How Did We Design this Site?

The e-government space is complex, spanning federal, state, and local governments. At each level, there are legal and administrative frameworks that govern the digitized processes, systems, and information that patrons, librarians, and others need to access in order to interact with and use e-government services and resources.

We approached the design of this site and its contents through an iterative process that included:

  • Site visits at public libraries and state library agencies across the country.
  • Interviews during multiple phases of the project with public librarians, state library agency staff, government agency staff, system designers, and others involved in the design and implementation of e-government platforms, systems, content.
  • Usability and accessibility testing during multiple phases of the website design process.
  • Research conducted on libraries and e-government, as well as general issues and design considerations for e-government websites and portals.

These activities informed the site's development, design, and content.
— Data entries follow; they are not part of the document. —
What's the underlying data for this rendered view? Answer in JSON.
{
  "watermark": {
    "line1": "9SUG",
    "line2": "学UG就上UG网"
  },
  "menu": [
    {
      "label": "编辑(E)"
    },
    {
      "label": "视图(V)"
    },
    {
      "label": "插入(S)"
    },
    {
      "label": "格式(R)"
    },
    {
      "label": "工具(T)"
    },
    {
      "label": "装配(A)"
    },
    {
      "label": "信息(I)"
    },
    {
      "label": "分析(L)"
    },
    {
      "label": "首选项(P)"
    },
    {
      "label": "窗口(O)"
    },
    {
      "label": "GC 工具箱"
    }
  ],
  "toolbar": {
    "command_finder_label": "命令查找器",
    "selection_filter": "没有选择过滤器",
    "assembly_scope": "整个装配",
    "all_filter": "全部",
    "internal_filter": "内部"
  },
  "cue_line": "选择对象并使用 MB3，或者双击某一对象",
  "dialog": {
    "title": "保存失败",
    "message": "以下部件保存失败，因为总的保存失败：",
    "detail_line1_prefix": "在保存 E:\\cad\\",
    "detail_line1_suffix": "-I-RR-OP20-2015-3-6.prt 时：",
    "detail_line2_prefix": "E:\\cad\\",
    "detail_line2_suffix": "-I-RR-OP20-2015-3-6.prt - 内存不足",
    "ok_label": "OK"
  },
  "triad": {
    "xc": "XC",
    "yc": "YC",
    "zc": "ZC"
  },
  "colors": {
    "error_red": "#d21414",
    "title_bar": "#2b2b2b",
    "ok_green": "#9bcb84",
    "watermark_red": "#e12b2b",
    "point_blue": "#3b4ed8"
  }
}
The site has a library focus -- that is, how libraries think about and engage in -- or could -- e-goverment services. Also, what developed is an approach for librarians to assist their patrons. This is different from government agency websites, which predominantly focus on direct user-government interactions. For example, many government websites use help guides such as "how do I...?", whereas Lib2gov comes at this from the perspective of "How do I help my patron...?"

We conducted the primary needs assessment and analysis during Phase I of the project (October 2010-June 2011); iterarive site design, content development, and usability/accessbility testing during Phase II (July 2011-October 2012) during Phase II; and continued development of website content and materials, as well as continued feedback from the library community, during Phase III (November 2013-present).

Work on a site like this is ongoing. 

Important Note: Government agencies, and their websites, are the authoritative and official sites of the U.S. Government, state governments, and local governments.  This site points to selected resources to facilitate access to the content librarians indicated that they most accessed to help their patrons. Librarians should consult official government websites and/or contact the agencies directly regarding specific questions, concerns, or processes.


Selected E-Government Readings

Bertot, J. C., & Jaeger, P. T. (2012). Implementing and managing public library networks, connectivity, and partnerships to promote e-government access and education. In S. Aikins (Ed.), Managing e-government projects: Concepts, issues and best practices. Hershey, PA: IGI Global. pp. 466-482.

Bertot, J.C., & Jaeger, P.T. (2008). The E-Government Paradox: Better Customer Service Doesn’t Necessarily Cost Less. Government Information Quarterly, 25(2): 149-154.

Bertot, J. C., Jaeger, P. T., Gorham, U., Greene, N. N., & Lincoln, R. (2012). Delivering e-government services through innovative partnerships: Public libraries, government agencies, and community organizations. Proceedings of the 13th Annual International Digital Government Research Conference.

Bertot, J.C., Jaeger, P.T., Langa, L.A., & McClure, C.R. (2006). Drated: I want you to deliver e-government. Library Journal (August 15, 2006). Available at:

Bishop, B., McClure, C. R., & Mandel, L. H. (2011). E-Government Service Roles for Public Libraries. Public Libraries, 50(2), 32-37.
Jaeger, P. T., & Bertot, J. (2011). Responsibility Rolls Down: Public Libraries and the Social and Policy Obligations of Ensuring Access to E-government and Government Information. Public Library Quarterly, 30(2), 91-116.
Jaeger, P. T., & Bertot, J. (2009). E-government Education in Public Libraries: New Service Roles and Expanding Social Responsibilities. Journal Of Education For Library & Information Science, 50(1), 39-49.